OHSWEKEN – To commemorate their 25th anniversary, CKRZ kicked off a year of celebratory events and new programming this past Wednesday. “We actually started in 1987,” admits CKRZ board member Sabrina Saunders, “but those first few years were pirate radio. People were holding the antenna out the window hoping it would work. January 21, 1990
OHSWEKEN – To commemorate their 25th anniversary, CKRZ kicked off a year of celebratory events and new programming this past Wednesday.
“We actually started in 1987,” admits CKRZ board member Sabrina Saunders, “but those first few years were pirate radio. People were holding the antenna out the window hoping it would work. January 21, 1990 is when we went for full day broadcasting around the clock.”
The Sonics radio station serving Six Nations/New Credit and surrounding communities has plans to get even bigger and better.

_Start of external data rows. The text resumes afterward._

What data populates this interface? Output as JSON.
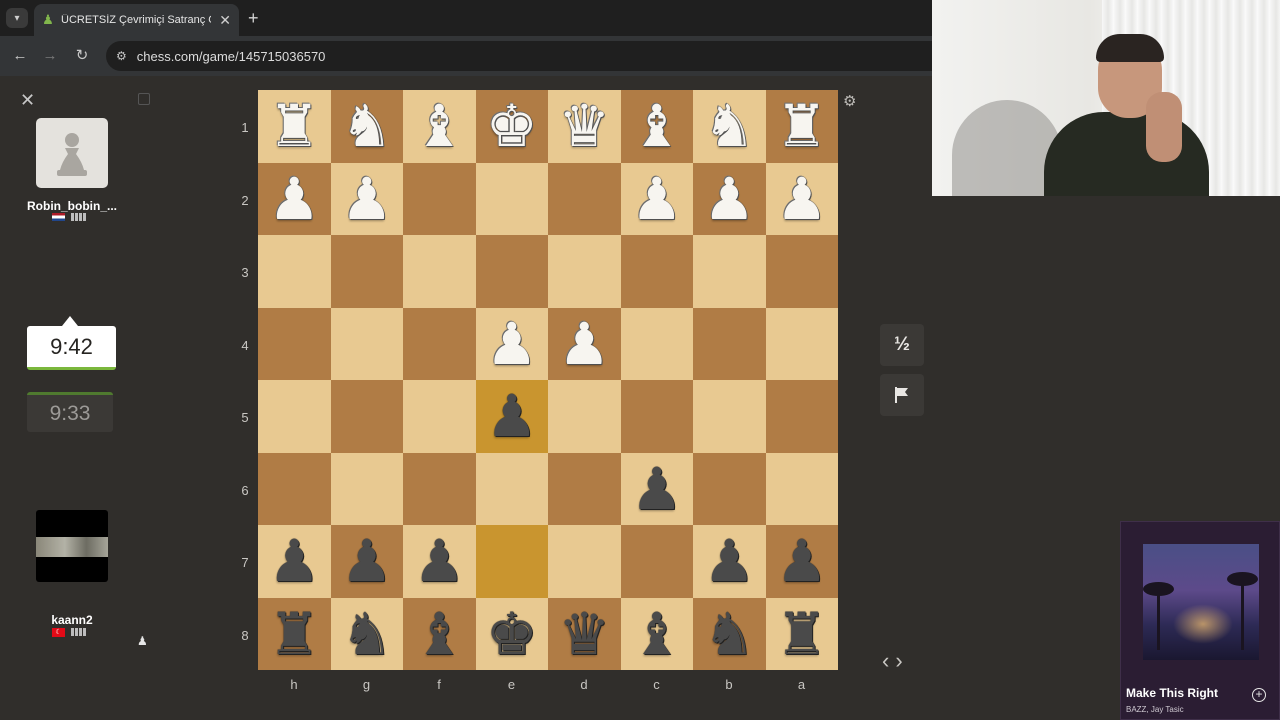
{
  "browser": {
    "tab_title": "ÜCRETSİZ Çevrimiçi Satranç Oy",
    "tab_favicon": "pawn-icon",
    "url": "chess.com/game/145715036570",
    "new_tab_symbol": "+",
    "close_symbol": "✕"
  },
  "players": {
    "top": {
      "username": "Robin_bobin_...",
      "clock": "9:42",
      "flag": "NL",
      "avatar": "pawn-avatar"
    },
    "bottom": {
      "username": "kaann2",
      "clock": "9:33",
      "flag": "TR",
      "flag_symbol": "☾"
    }
  },
  "board": {
    "ranks": [
      "1",
      "2",
      "3",
      "4",
      "5",
      "6",
      "7",
      "8"
    ],
    "files": [
      "h",
      "g",
      "f",
      "e",
      "d",
      "c",
      "b",
      "a"
    ],
    "highlight_squares": [
      "e5",
      "e7"
    ],
    "rows": [
      [
        "wR",
        "wN",
        "wB",
        "wK",
        "wQ",
        "wB",
        "wN",
        "wR"
      ],
      [
        "wP",
        "wP",
        "",
        "",
        "",
        "wP",
        "wP",
        "wP"
      ],
      [
        "",
        "",
        "",
        "",
        "",
        "",
        "",
        ""
      ],
      [
        "",
        "",
        "",
        "wP",
        "wP",
        "",
        "",
        ""
      ],
      [
        "",
        "",
        "",
        "bP",
        "",
        "",
        "",
        ""
      ],
      [
        "",
        "",
        "",
        "",
        "",
        "bP",
        "",
        ""
      ],
      [
        "bP",
        "bP",
        "bP",
        "",
        "",
        "",
        "bP",
        "bP"
      ],
      [
        "bR",
        "bN",
        "bB",
        "bK",
        "bQ",
        "bB",
        "bN",
        "bR"
      ]
    ]
  },
  "controls": {
    "draw_label": "½",
    "resign_icon": "flag-icon",
    "prev_move": "‹",
    "next_move": "›",
    "settings_icon": "gear-icon"
  },
  "music": {
    "title": "Make This Right",
    "artist": "BAZZ, Jay Tasic",
    "add_icon": "plus-circle-icon"
  },
  "colors": {
    "board_light": "#e8c991",
    "board_dark": "#b07c45",
    "background": "#302e2b",
    "clock_active_bar": "#7ab73c"
  }
}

Throughout the year, the station will be hosting draws, a street dance, new activities and new shows as part of their effort to launch the new CKRZ. In addition, their signal is being boosted, so soon it will reach as far as Kitchener.
“The board has been working on cleaning up policies, cleaning up the building, working with staff to try to get some new targets for what we would like to see in the coming years.”
In an effort to really make CKRZ a community station, they’ve opened up the station to the public so anyone can write a proposal for a weekly radio show.
“We have applications right now with proposals for a radio show that they can host for an hour or two through the week and pick your music, have your theme, do your show,” says Saunders. They also have opening for high school students to do co-op placements to attain credits.
One of the new shows they’re particularly pleased with is “The Playlist.” For an hour, anyone can write in, call or email the request line (email@example.com) with up to 15 songs they want to hear and their name. What follows is a personally curated hour of music, which will always be different depending on whose “playlist” is being aired.
Longtime CKRZ member Wilma Green shared some of her early memories of the station: “I started back in 1989 in the basement of the RCMP barracks with people living upstairs and we were in the basement. We had flooding with all the electrical equipment down there, mice would run across my desk sometimes or see a snake staring down at me. We have come a long way from the basement.”
Award-winning DJ John McNaughton was in attendance, co-host of the twenty-years-long and still running bluegrass show. He and his sister, Angel McNaughton, won the Central Canadian Bluegrass Award for best DJ five times – the maximum amount one can win. They’ve since been placed on the “Honor Roll” for their contributions to bluegrass music.
“I remember making up cassettes, when we had cassettes, to play all night for programming. It’s been wonderful. All the friends, different DJ’s, volunteers, and guests who performed that have come through here has been great,” says McNaughton.
“If anyone is thinking about volunteering here, it’s a great place to start.”
CKRZ mainstay Al Sault spoke about the way CKRZ gives a voice to those who are otherwise ignored.
“Whether we have had award winners or not, all of the musicians we have at Six Nations and New Credit have a talent level that’s comparable to or greater than artists off of our territories. What’s unfortunate is that mainstream radio will not play their music,” says Sault. “That’s why it’s so important that we have a place for our own voice and our own musicians, so they can be heard by the mainstream. It’s a part of who we are.”